*** Stored data Section Begins ***
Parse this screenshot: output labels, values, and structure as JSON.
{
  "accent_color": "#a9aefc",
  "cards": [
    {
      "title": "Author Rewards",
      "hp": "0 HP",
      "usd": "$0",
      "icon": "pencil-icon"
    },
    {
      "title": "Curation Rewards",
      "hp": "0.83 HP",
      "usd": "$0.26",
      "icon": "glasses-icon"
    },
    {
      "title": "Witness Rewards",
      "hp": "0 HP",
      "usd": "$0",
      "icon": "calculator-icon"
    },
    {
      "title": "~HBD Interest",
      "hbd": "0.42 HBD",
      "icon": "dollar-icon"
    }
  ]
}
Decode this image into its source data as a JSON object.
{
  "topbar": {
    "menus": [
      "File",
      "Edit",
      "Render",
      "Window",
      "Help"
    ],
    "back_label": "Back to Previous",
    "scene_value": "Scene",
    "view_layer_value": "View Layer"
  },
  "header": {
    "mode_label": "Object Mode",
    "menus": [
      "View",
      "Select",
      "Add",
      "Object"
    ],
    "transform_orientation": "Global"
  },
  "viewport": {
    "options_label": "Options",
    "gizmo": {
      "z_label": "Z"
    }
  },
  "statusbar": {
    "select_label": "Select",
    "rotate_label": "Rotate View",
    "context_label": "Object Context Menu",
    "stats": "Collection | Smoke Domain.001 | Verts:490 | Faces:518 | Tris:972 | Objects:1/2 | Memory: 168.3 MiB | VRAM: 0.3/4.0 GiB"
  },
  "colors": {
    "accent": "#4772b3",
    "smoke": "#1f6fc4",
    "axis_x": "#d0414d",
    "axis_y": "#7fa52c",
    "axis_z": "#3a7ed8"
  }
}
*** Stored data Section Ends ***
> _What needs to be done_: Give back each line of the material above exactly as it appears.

> _Written response_:
Parse this screenshot: output labels, values, and structure as JSON.
{
  "accent_color": "#a9aefc",
  "cards": [
    {
      "title": "Author Rewards",
      "hp": "0 HP",
      "usd": "$0",
      "icon": "pencil-icon"
    },
    {
      "title": "Curation Rewards",
      "hp": "0.83 HP",
      "usd": "$0.26",
      "icon": "glasses-icon"
    },
    {
      "title": "Witness Rewards",
      "hp": "0 HP",
      "usd": "$0",
      "icon": "calculator-icon"
    },
    {
      "title": "~HBD Interest",
      "hbd": "0.42 HBD",
      "icon": "dollar-icon"
    }
  ]
}
Decode this image into its source data as a JSON object.
{
  "topbar": {
    "menus": [
      "File",
      "Edit",
      "Render",
      "Window",
      "Help"
    ],
    "back_label": "Back to Previous",
    "scene_value": "Scene",
    "view_layer_value": "View Layer"
  },
  "header": {
    "mode_label": "Object Mode",
    "menus": [
      "View",
      "Select",
      "Add",
      "Object"
    ],
    "transform_orientation": "Global"
  },
  "viewport": {
    "options_label": "Options",
    "gizmo": {
      "z_label": "Z"
    }
  },
  "statusbar": {
    "select_label": "Select",
    "rotate_label": "Rotate View",
    "context_label": "Object Context Menu",
    "stats": "Collection | Smoke Domain.001 | Verts:490 | Faces:518 | Tris:972 | Objects:1/2 | Memory: 168.3 MiB | VRAM: 0.3/4.0 GiB"
  },
  "colors": {
    "accent": "#4772b3",
    "smoke": "#1f6fc4",
    "axis_x": "#d0414d",
    "axis_y": "#7fa52c",
    "axis_z": "#3a7ed8"
  }
}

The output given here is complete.